Your task: Each line below needs to be duplicated without alteration.

(Web page and app entries)

::::::::

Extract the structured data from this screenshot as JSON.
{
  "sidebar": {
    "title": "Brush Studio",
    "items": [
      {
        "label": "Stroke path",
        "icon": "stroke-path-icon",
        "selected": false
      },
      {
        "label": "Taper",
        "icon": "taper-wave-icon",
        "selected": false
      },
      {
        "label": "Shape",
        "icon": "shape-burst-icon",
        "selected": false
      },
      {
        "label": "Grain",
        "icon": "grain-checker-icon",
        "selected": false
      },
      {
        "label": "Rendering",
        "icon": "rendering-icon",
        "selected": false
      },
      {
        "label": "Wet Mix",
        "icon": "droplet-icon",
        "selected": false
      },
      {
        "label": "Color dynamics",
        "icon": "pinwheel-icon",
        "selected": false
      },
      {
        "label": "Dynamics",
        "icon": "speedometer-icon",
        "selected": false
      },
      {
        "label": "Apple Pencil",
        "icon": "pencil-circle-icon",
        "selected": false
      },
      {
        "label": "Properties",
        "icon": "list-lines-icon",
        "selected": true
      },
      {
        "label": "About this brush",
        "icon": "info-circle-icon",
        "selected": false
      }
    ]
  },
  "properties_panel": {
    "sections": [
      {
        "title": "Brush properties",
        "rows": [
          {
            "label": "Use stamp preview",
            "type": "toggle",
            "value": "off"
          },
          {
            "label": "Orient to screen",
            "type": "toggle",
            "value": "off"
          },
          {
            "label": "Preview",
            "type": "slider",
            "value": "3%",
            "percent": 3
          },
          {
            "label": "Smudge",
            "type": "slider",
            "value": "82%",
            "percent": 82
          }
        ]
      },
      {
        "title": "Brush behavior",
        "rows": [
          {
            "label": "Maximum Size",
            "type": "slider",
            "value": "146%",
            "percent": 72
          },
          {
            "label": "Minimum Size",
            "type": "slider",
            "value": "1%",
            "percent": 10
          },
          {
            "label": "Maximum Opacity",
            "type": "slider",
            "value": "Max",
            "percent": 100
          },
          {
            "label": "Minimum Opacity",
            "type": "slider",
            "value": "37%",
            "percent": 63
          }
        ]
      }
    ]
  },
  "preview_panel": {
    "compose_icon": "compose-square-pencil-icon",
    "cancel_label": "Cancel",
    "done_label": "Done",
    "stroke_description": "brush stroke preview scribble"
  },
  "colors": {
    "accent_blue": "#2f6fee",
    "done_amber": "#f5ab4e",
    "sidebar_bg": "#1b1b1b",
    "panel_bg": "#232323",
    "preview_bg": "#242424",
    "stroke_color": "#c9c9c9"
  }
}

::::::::

Response:
Extract the structured data from this screenshot as JSON.
{
  "sidebar": {
    "title": "Brush Studio",
    "items": [
      {
        "label": "Stroke path",
        "icon": "stroke-path-icon",
        "selected": false
      },
      {
        "label": "Taper",
        "icon": "taper-wave-icon",
        "selected": false
      },
      {
        "label": "Shape",
        "icon": "shape-burst-icon",
        "selected": false
      },
      {
        "label": "Grain",
        "icon": "grain-checker-icon",
        "selected": false
      },
      {
        "label": "Rendering",
        "icon": "rendering-icon",
        "selected": false
      },
      {
        "label": "Wet Mix",
        "icon": "droplet-icon",
        "selected": false
      },
      {
        "label": "Color dynamics",
        "icon": "pinwheel-icon",
        "selected": false
      },
      {
        "label": "Dynamics",
        "icon": "speedometer-icon",
        "selected": false
      },
      {
        "label": "Apple Pencil",
        "icon": "pencil-circle-icon",
        "selected": false
      },
      {
        "label": "Properties",
        "icon": "list-lines-icon",
        "selected": true
      },
      {
        "label": "About this brush",
        "icon": "info-circle-icon",
        "selected": false
      }
    ]
  },
  "properties_panel": {
    "sections": [
      {
        "title": "Brush properties",
        "rows": [
          {
            "label": "Use stamp preview",
            "type": "toggle",
            "value": "off"
          },
          {
            "label": "Orient to screen",
            "type": "toggle",
            "value": "off"
          },
          {
            "label": "Preview",
            "type": "slider",
            "value": "3%",
            "percent": 3
          },
          {
            "label": "Smudge",
            "type": "slider",
            "value": "82%",
            "percent": 82
          }
        ]
      },
      {
        "title": "Brush behavior",
        "rows": [
          {
            "label": "Maximum Size",
            "type": "slider",
            "value": "146%",
            "percent": 72
          },
          {
            "label": "Minimum Size",
            "type": "slider",
            "value": "1%",
            "percent": 10
          },
          {
            "label": "Maximum Opacity",
            "type": "slider",
            "value": "Max",
            "percent": 100
          },
          {
            "label": "Minimum Opacity",
            "type": "slider",
            "value": "37%",
            "percent": 63
          }
        ]
      }
    ]
  },
  "preview_panel": {
    "compose_icon": "compose-square-pencil-icon",
    "cancel_label": "Cancel",
    "done_label": "Done",
    "stroke_description": "brush stroke preview scribble"
  },
  "colors": {
    "accent_blue": "#2f6fee",
    "done_amber": "#f5ab4e",
    "sidebar_bg": "#1b1b1b",
    "panel_bg": "#232323",
    "preview_bg": "#242424",
    "stroke_color": "#c9c9c9"
  }
}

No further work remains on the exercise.